[The problem]: Out of the data below, copy every line with the string "JSON".

———

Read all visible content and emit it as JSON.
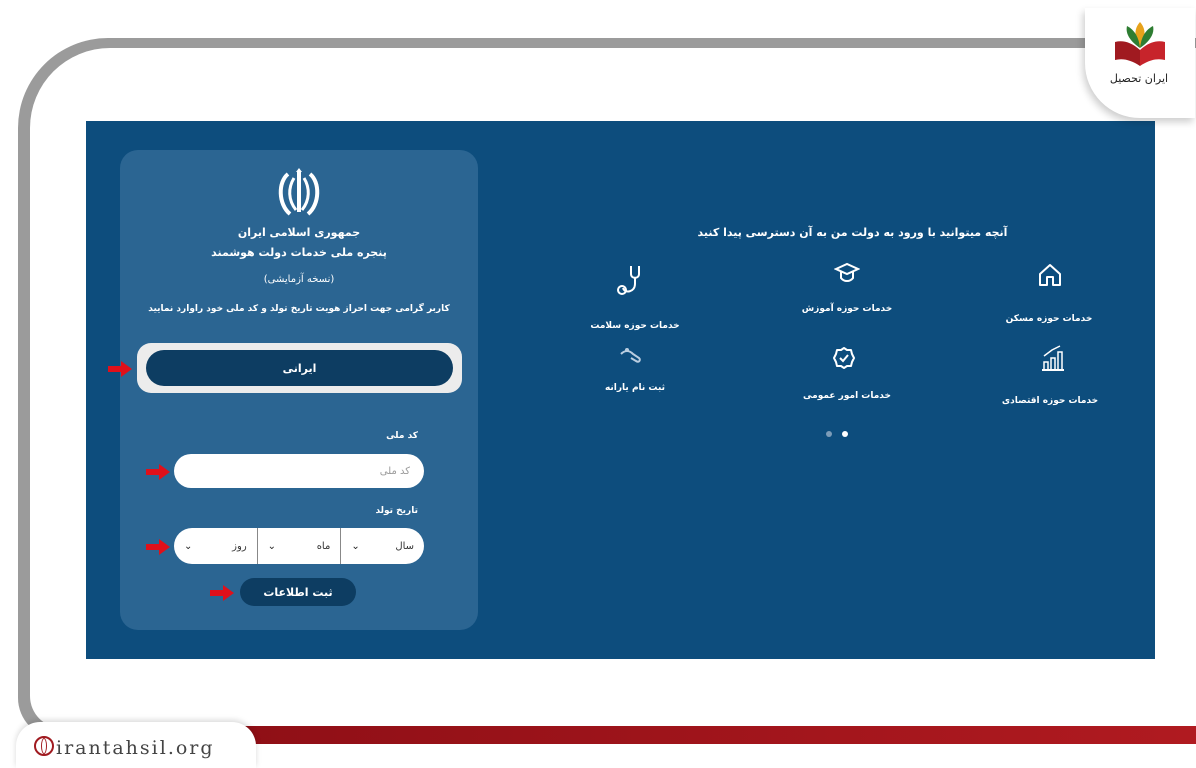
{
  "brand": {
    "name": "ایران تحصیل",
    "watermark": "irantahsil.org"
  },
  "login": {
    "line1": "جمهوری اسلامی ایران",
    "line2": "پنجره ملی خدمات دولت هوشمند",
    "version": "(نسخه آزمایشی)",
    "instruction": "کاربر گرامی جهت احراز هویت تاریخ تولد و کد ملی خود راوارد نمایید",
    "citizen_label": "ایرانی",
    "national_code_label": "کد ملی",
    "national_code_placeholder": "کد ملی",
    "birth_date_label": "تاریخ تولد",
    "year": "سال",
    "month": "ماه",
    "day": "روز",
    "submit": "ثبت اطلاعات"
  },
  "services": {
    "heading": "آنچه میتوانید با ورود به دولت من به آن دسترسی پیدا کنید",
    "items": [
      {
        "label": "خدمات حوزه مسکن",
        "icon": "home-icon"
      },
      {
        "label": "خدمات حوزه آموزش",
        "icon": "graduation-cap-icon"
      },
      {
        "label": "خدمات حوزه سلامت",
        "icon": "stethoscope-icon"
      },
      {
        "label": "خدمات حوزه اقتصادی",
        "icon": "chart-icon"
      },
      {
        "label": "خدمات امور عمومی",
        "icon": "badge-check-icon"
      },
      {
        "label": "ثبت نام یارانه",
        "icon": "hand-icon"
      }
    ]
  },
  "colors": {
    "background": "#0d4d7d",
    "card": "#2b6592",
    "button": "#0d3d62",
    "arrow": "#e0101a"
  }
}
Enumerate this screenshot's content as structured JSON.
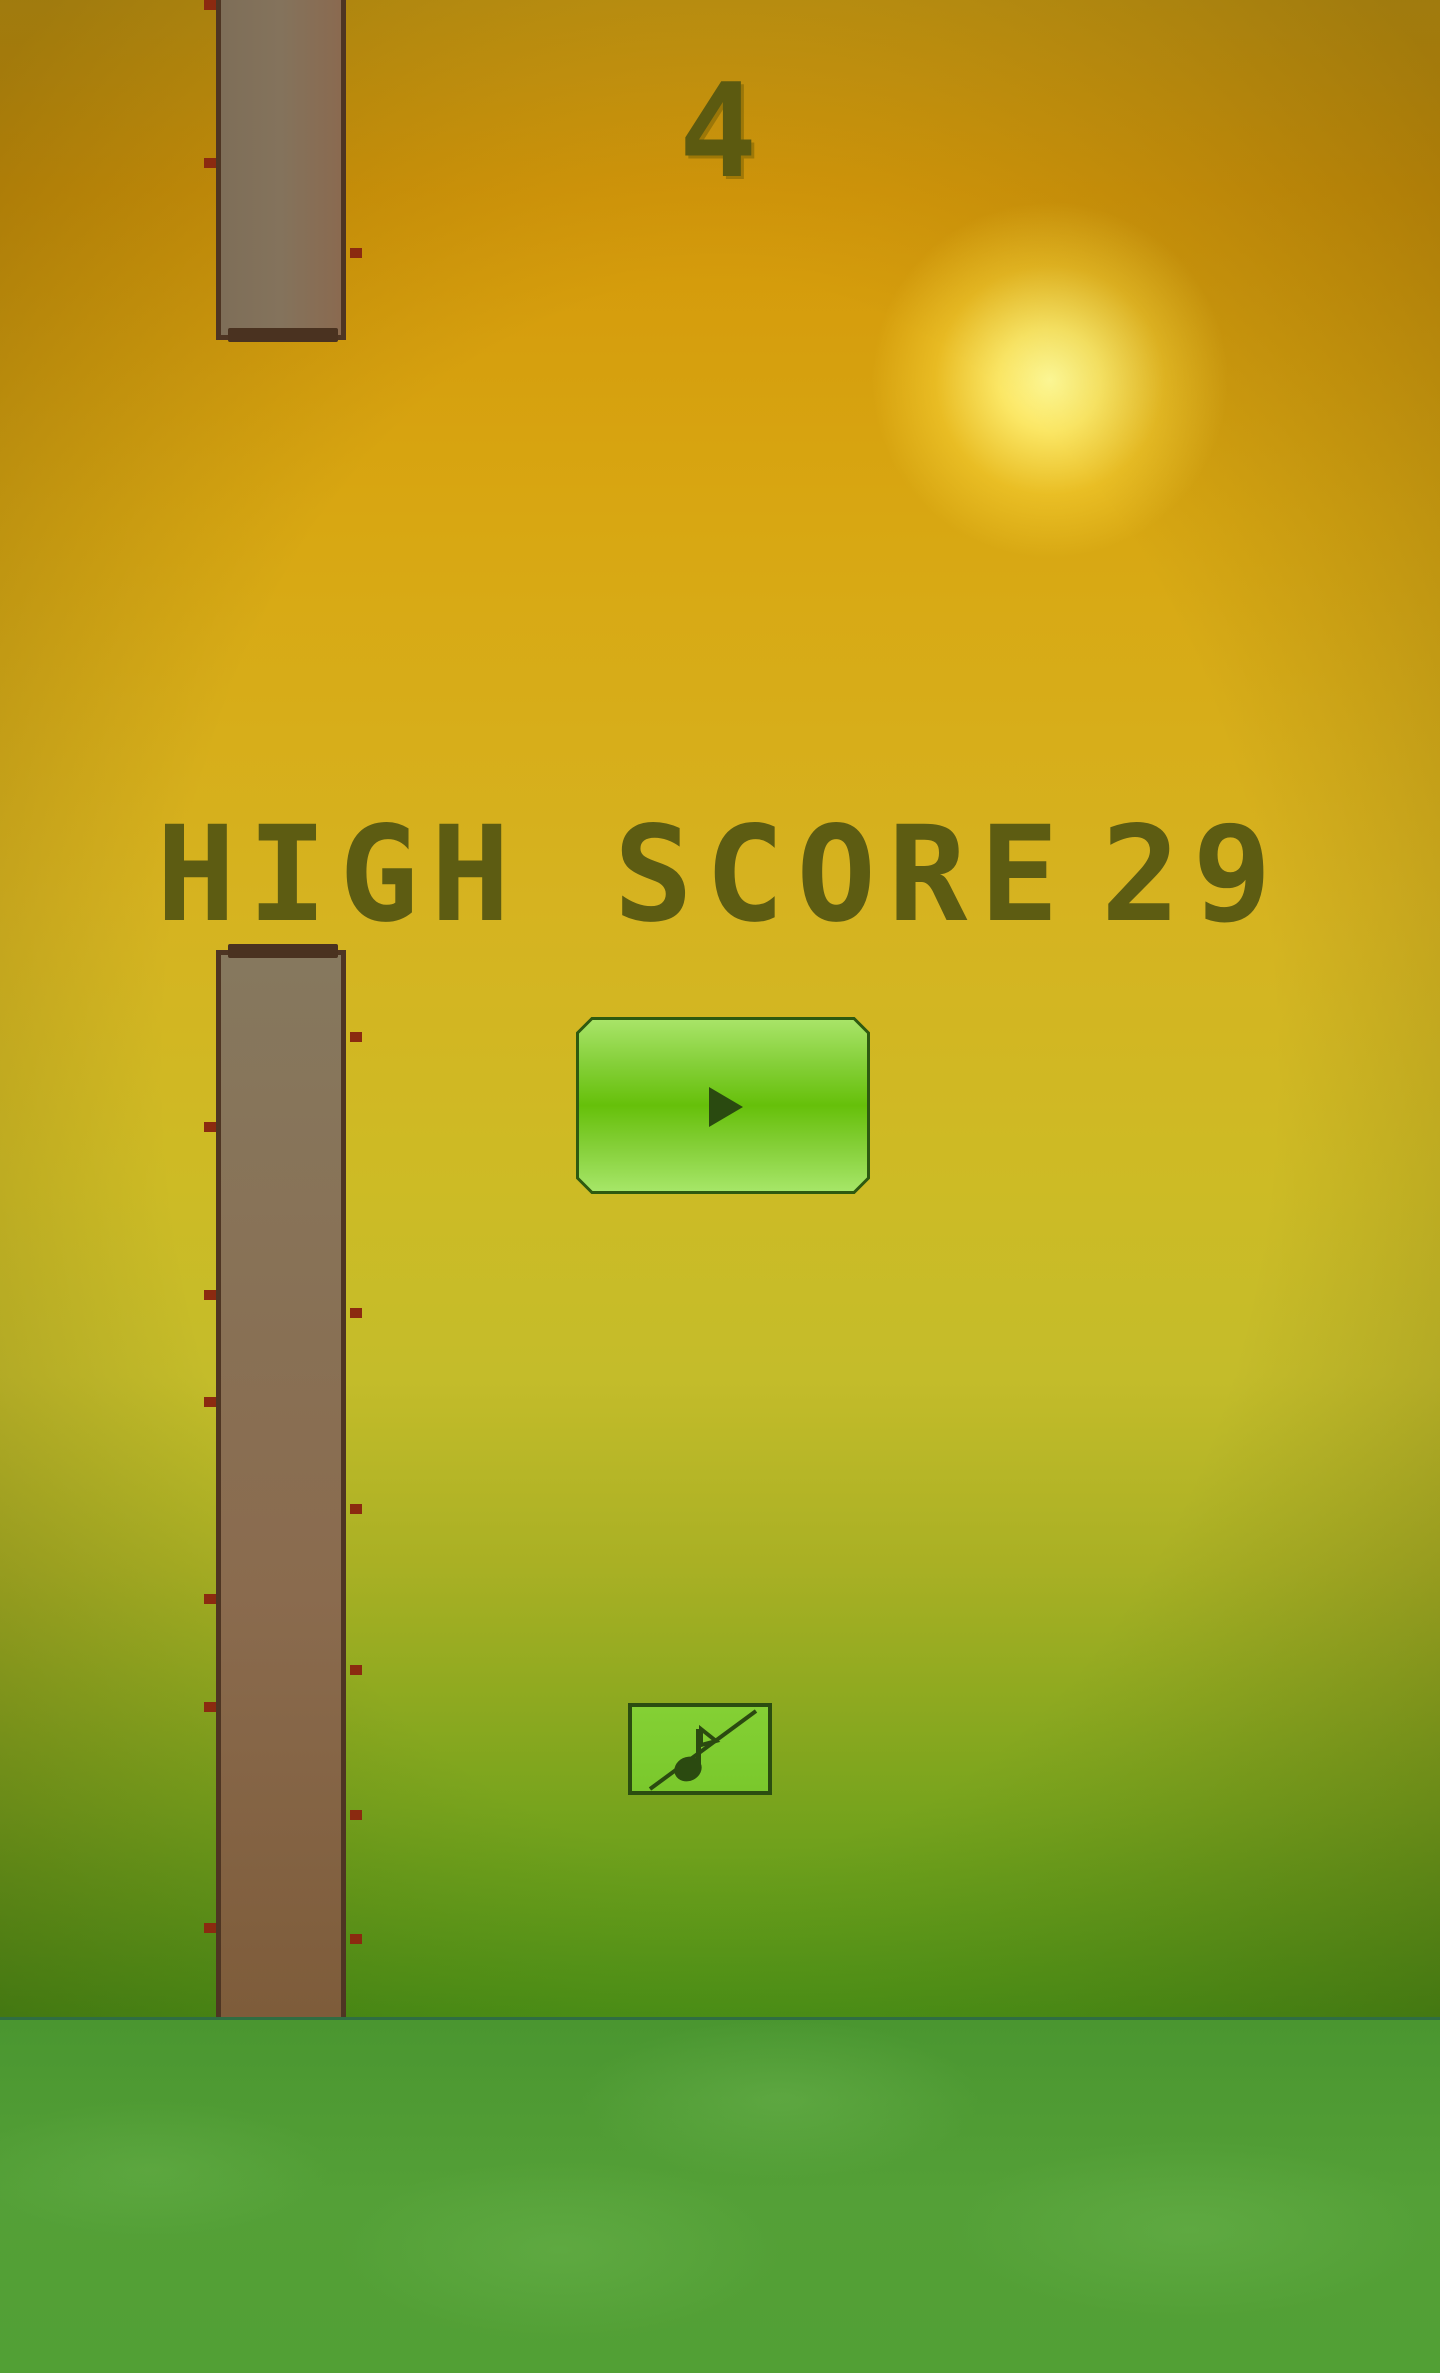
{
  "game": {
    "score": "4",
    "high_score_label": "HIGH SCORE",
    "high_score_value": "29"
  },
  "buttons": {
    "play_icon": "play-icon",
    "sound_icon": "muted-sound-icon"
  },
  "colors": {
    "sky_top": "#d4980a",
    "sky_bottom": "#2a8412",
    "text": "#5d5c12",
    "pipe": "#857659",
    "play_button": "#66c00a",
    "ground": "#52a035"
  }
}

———

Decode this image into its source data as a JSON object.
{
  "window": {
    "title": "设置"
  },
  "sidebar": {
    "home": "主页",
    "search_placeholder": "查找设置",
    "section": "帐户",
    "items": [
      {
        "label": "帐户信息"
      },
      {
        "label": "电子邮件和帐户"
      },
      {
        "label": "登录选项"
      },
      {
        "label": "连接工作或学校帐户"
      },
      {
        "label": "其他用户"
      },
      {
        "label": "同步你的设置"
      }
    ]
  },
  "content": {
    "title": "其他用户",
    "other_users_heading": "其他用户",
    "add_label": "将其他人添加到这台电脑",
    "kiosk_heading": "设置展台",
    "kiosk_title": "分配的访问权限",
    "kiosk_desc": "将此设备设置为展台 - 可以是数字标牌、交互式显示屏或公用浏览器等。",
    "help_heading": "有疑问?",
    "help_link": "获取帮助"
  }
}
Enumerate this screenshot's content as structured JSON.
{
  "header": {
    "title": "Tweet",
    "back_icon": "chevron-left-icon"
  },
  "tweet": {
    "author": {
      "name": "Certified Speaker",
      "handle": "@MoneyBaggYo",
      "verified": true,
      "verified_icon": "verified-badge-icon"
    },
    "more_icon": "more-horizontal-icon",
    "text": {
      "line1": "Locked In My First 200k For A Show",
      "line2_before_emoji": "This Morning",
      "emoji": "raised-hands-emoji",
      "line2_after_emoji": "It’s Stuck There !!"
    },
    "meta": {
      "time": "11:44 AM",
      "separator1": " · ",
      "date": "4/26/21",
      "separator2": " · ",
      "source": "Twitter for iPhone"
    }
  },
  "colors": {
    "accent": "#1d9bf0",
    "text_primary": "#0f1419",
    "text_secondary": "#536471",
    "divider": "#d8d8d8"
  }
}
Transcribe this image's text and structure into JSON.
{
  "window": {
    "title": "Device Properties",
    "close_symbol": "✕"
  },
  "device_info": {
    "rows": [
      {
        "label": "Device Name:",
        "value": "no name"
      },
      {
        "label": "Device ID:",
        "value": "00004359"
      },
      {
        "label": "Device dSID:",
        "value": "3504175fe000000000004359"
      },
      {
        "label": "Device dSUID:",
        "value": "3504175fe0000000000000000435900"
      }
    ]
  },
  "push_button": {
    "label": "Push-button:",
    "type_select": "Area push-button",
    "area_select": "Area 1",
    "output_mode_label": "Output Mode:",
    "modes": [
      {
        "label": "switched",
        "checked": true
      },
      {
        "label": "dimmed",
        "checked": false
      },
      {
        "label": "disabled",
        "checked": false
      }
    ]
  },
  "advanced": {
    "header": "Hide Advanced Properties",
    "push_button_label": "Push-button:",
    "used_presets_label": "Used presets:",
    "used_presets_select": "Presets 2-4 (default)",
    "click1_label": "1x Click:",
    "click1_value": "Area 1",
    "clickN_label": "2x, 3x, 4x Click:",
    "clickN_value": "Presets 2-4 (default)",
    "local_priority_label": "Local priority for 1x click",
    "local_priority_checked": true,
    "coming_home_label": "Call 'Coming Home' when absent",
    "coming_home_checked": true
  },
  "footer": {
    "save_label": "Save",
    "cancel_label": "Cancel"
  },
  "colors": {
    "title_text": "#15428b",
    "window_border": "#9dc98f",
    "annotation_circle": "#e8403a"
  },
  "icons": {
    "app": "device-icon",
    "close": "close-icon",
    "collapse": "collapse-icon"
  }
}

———

[Expected answer]:
Read all visible content and emit it as JSON.
Enumerate this screenshot's content as structured JSON.
Decode this image into its source data as a JSON object.
Enumerate this screenshot's content as structured JSON.
Transcribe this image's text and structure into JSON.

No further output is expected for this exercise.